Customer Journey &
by Owner Steph Mazanowski
"Now is the time to invest in some longer-term branding campaigns. It is time to introduce those who are unaware of your brand to your products and services and start drawing them into the possibility of working with you in the future. It is time to invest in some opportunities to educate those who are at least familiar with your brand, but who are not quite ready to buy yet."
Many businesses are buried in their current workload, booked a year out on their services, and short staffed. There is no possible way to take on more jobs unless they hire more employees, and finding staff is nearly impossible. Solution? Stop marketing, hope the phones stop ringing and just try to get through this crazy busy time so you can get caught up, right? WRONG!
People don’t just wake up and decide to buy a new car for no reason. For this reason, you should never stop marketing your business no matter how busy you are. If you stop advertising right now, you are putting your future business in jeopardy. The best way to explain this is to ensure you understand the Customer Journey and The Marketing Funnel.
The customer journey is each step a lead takes to become a paying customer. It is a map of the route it takes a prospect from their first encounter of your brand to the time they make a purchase. It is also important to know, this is not always linear as prospects may return to previous touchpoints in their journey while making a buying decision. The average buyer needs 8-12 touchpoints before making a purchase. Think about how your average lead interacts with you. How many of them see your product or service once and immediately buy from you? This is why ‘one and done’ marketing tactics are a waste of money by the way.
How are they discovering your business?
How are they researching your brand?
What sets you apart from your competition that entices them to choose you?

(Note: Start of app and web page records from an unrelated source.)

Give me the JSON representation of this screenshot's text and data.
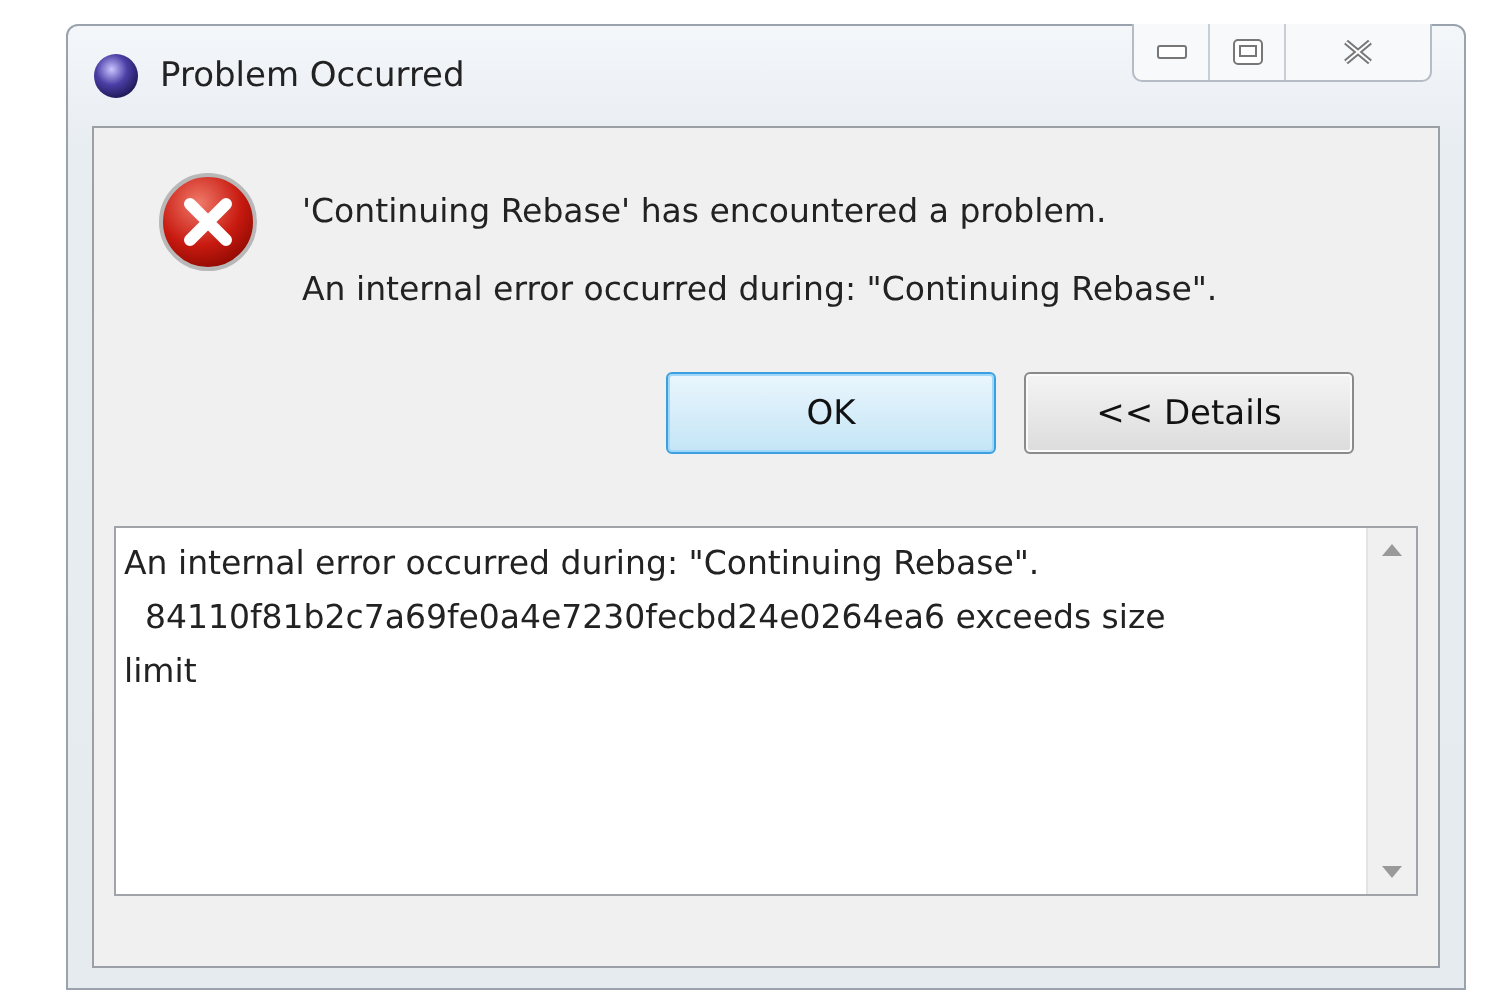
{
  "window": {
    "title": "Problem Occurred"
  },
  "message": {
    "headline": "'Continuing Rebase' has encountered a problem.",
    "detail": "An internal error occurred during: \"Continuing Rebase\"."
  },
  "buttons": [
    {
      "label": "OK",
      "default": true
    },
    {
      "label": "<< Details",
      "default": false
    }
  ],
  "details": [
    "An internal error occurred during: \"Continuing Rebase\".",
    "  84110f81b2c7a69fe0a4e7230fecbd24e0264ea6 exceeds size limit"
  ]
}
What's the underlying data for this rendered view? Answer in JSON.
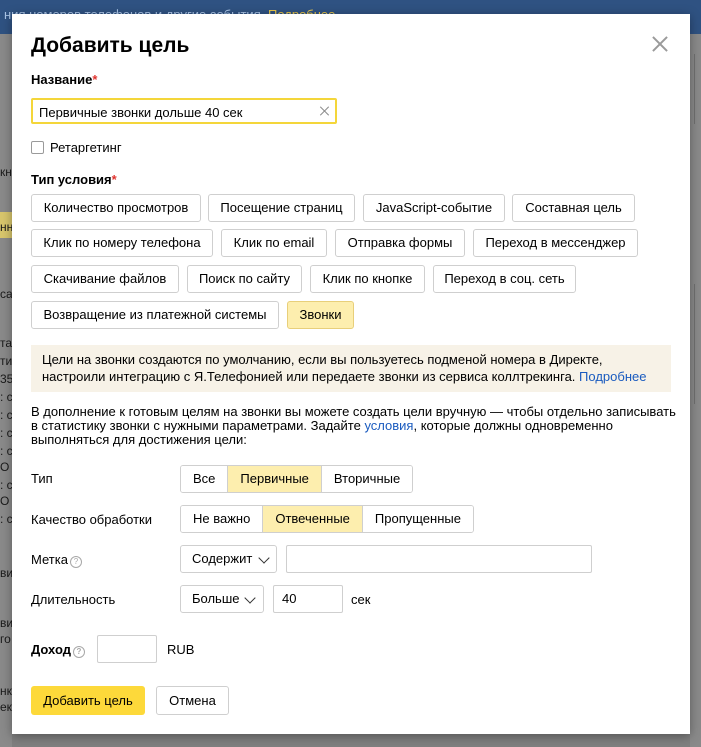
{
  "background": {
    "topbar_text": "ния номеров телефонов и другие события.",
    "topbar_link": "Подробнее",
    "left_fragments": [
      "кн",
      "нн",
      "са",
      "та",
      "ти",
      "35",
      ": с",
      ": с",
      ": с",
      ": с",
      "О",
      ": с",
      "О",
      ": с",
      "ви",
      "ви",
      "го",
      "нк",
      "ек"
    ]
  },
  "modal": {
    "title": "Добавить цель",
    "name_label": "Название",
    "required_mark": "*",
    "name_value": "Первичные звонки дольше 40 сек",
    "retargeting_label": "Ретаргетинг",
    "condition_label": "Тип условия",
    "condition_types": [
      "Количество просмотров",
      "Посещение страниц",
      "JavaScript-событие",
      "Составная цель",
      "Клик по номеру телефона",
      "Клик по email",
      "Отправка формы",
      "Переход в мессенджер",
      "Скачивание файлов",
      "Поиск по сайту",
      "Клик по кнопке",
      "Переход в соц. сеть",
      "Возвращение из платежной системы",
      "Звонки"
    ],
    "selected_condition": "Звонки",
    "info_text": "Цели на звонки создаются по умолчанию, если вы пользуетесь подменой номера в Директе, настроили интеграцию с Я.Телефонией или передаете звонки из сервиса коллтрекинга.",
    "info_link": "Подробнее",
    "desc_text_1": "В дополнение к готовым целям на звонки вы можете создать цели вручную — чтобы отдельно записывать в статистику звонки с нужными параметрами. Задайте",
    "desc_link": "условия",
    "desc_text_2": ", которые должны одновременно выполняться для достижения цели:",
    "type_label": "Тип",
    "type_options": [
      "Все",
      "Первичные",
      "Вторичные"
    ],
    "type_selected": "Первичные",
    "quality_label": "Качество обработки",
    "quality_options": [
      "Не важно",
      "Отвеченные",
      "Пропущенные"
    ],
    "quality_selected": "Отвеченные",
    "tag_label": "Метка",
    "help_glyph": "?",
    "tag_operator": "Содержит",
    "tag_value": "",
    "duration_label": "Длительность",
    "duration_operator": "Больше",
    "duration_value": "40",
    "duration_unit": "сек",
    "income_label": "Доход",
    "income_value": "",
    "income_currency": "RUB",
    "submit_label": "Добавить цель",
    "cancel_label": "Отмена"
  }
}
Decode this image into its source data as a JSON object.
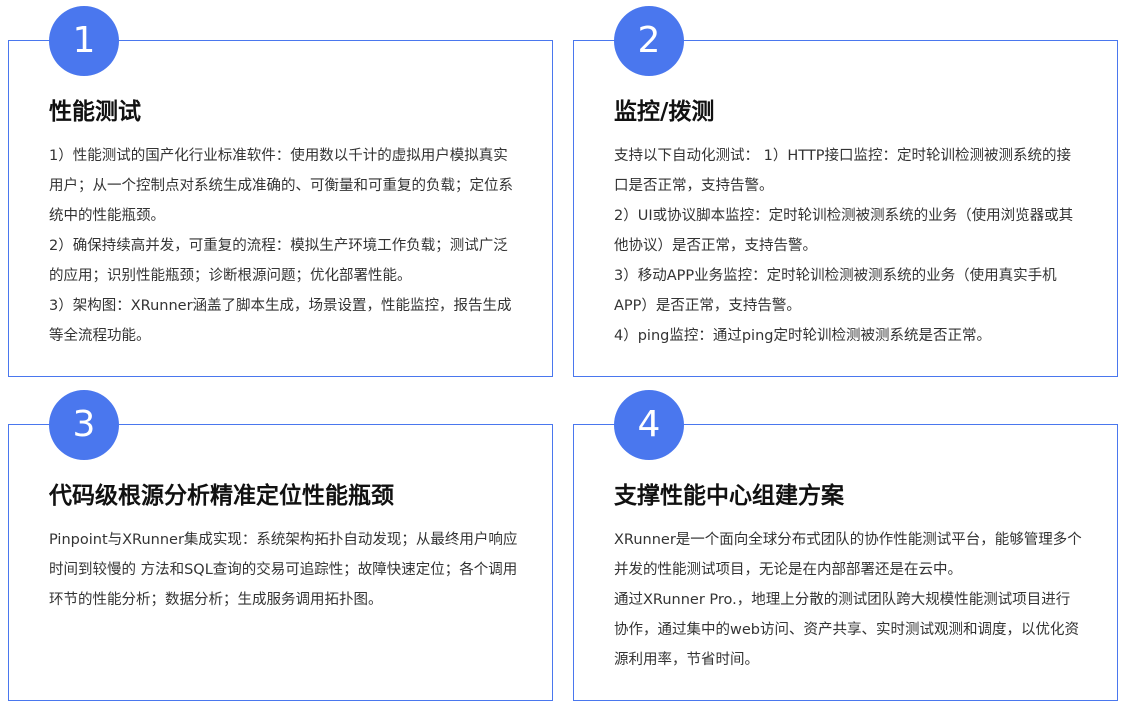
{
  "cards": [
    {
      "number": "1",
      "title": "性能测试",
      "paragraphs": [
        "1）性能测试的国产化行业标准软件：使用数以千计的虚拟用户模拟真实用户；从一个控制点对系统生成准确的、可衡量和可重复的负载；定位系统中的性能瓶颈。",
        "2）确保持续高并发，可重复的流程：模拟生产环境工作负载；测试广泛的应用；识别性能瓶颈；诊断根源问题；优化部署性能。",
        "3）架构图：XRunner涵盖了脚本生成，场景设置，性能监控，报告生成等全流程功能。"
      ]
    },
    {
      "number": "2",
      "title": "监控/拨测",
      "paragraphs": [
        "支持以下自动化测试： 1）HTTP接口监控：定时轮训检测被测系统的接口是否正常，支持告警。",
        "2）UI或协议脚本监控：定时轮训检测被测系统的业务（使用浏览器或其他协议）是否正常，支持告警。",
        "3）移动APP业务监控：定时轮训检测被测系统的业务（使用真实手机APP）是否正常，支持告警。",
        "4）ping监控：通过ping定时轮训检测被测系统是否正常。"
      ]
    },
    {
      "number": "3",
      "title": "代码级根源分析精准定位性能瓶颈",
      "paragraphs": [
        "Pinpoint与XRunner集成实现：系统架构拓扑自动发现；从最终用户响应时间到较慢的 方法和SQL查询的交易可追踪性；故障快速定位；各个调用环节的性能分析；数据分析；生成服务调用拓扑图。"
      ]
    },
    {
      "number": "4",
      "title": "支撑性能中心组建方案",
      "paragraphs": [
        "XRunner是一个面向全球分布式团队的协作性能测试平台，能够管理多个并发的性能测试项目，无论是在内部部署还是在云中。",
        "通过XRunner Pro.，地理上分散的测试团队跨大规模性能测试项目进行协作，通过集中的web访问、资产共享、实时测试观测和调度，以优化资源利用率，节省时间。"
      ]
    }
  ],
  "colors": {
    "accent": "#4a77ee",
    "title": "#111111",
    "text": "#333333"
  }
}
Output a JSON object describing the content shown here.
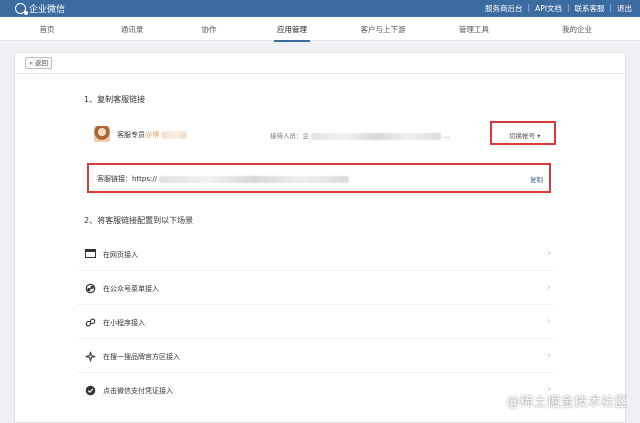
{
  "app": {
    "brand": "企业微信"
  },
  "toplinks": [
    "服务商后台",
    "API文档",
    "联系客服",
    "退出"
  ],
  "nav": {
    "items": [
      {
        "label": "首页",
        "active": false
      },
      {
        "label": "通讯录",
        "active": false
      },
      {
        "label": "协作",
        "active": false
      },
      {
        "label": "应用管理",
        "active": true
      },
      {
        "label": "客户与上下游",
        "active": false
      },
      {
        "label": "管理工具",
        "active": false
      },
      {
        "label": "我的企业",
        "active": false
      }
    ]
  },
  "back_button": "« 返回",
  "section1": {
    "title": "1、复制客服链接",
    "service_name": "客服专员",
    "service_name_suffix": "@博",
    "reception_label": "接待人员：",
    "reception_value": "企",
    "switch_label": "切换帐号 ▾",
    "link_label": "客服链接：",
    "link_value": "https://",
    "copy_label": "复制"
  },
  "section2": {
    "title": "2、将客服链接配置到以下场景",
    "scenes": [
      {
        "label": "在网页接入",
        "icon": "webpage-icon"
      },
      {
        "label": "在公众号菜单接入",
        "icon": "official-account-icon"
      },
      {
        "label": "在小程序接入",
        "icon": "mini-program-icon"
      },
      {
        "label": "在搜一搜品牌官方区接入",
        "icon": "search-brand-icon"
      },
      {
        "label": "点击微信支付凭证接入",
        "icon": "wechat-pay-icon"
      }
    ]
  },
  "colors": {
    "header": "#3c6ba0",
    "highlight": "#d83a3a",
    "link": "#3c6ba0"
  },
  "watermark": "@稀土掘金技术社区"
}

The Marketing Funnel is the process of sales leads first finding out about your brand, to learning more about your products and services, to ultimately buying your product or service, and how businesses should market appropriately to leads at different stages of the buying cycle. You should not limit your marketing strategy to just one portion of the funnel. There are numerous people out there who want your product or service, but do not know your brand exists yet.
The top of the funnel is the awareness stage. Here, the potential customer knows your business exists, but they have not interacted with you much or sought out additional information. It is important to draw awareness of the right people by targeting specific markets. Think about your ideal client and where they hang out. Get your brand discovered through events, tradeshows, targeted publications, webinars, social media, blog posts, infographics. This is where you want to try to collect information and pull the prospects into a lead management system for nurturing. (Sign up for newsletters, drive traffic to website, etc)
The middle of the funnel is all about interest, research and consideration. Your prospects are learning more about the company and products. Relationships are being developed. They are interested but not yet ready to buy. Think about what questions the interested buyers might be asking. Answer those questions in the form of content. Be the expert. Target higher intent audiences and work towards turning awareness into consideration and action. Provide them with targeted content such as product information, free trials, case studies, expert articles, comparison reviews, email newsletters, classes, and ensure they have access to reading reviews and positive ratings.
The bottom of the funnel is the evaluation and purchase stage. Customers have done their research and they are ready to make a purchase. Types of marketing include product demonstrations and coupons or other calls to action. This is the stage that many businesses are consumed with right now, and if you notice, this is only a small piece of the overall bigger picture. If you stop all marketing efforts right now, you are risking an empty funnel as soon as you are done with your current clients.
Now is the time to invest in some longer-term branding campaigns. It is time to introduce those who are unaware of your brand to your products and services and start drawing them into the possibility of working with you in the future. It is time to invest in some opportunities to educate those who are at least familiar with your brand, but who are not quite ready to buy yet.
There is also a “beyond the bottom” of the funnel which includes customer retention, loyalty and advocacy. The funnel does not end with the purchase. It is important to nurture the customers so that they regularly buy from you and actively recommend you to other potential buyers. The obvious goal is to get them to buy again. Make customer service a priority, generate positive reviews, invest in client thank yous and rewards and obtain success stories from happy clients.
I am here to rescue you from having an empty funnel. I help businesses think long-term when you may not be able to see past your current workload. If you are lost in the trenches of just getting through your days and cannot fathom trying to spread the word about your business, we need to talk about a long-term branding campaign that starts with those who may not even know about you yet to ensure they become your customer a year or two or three from now when you are all caught up.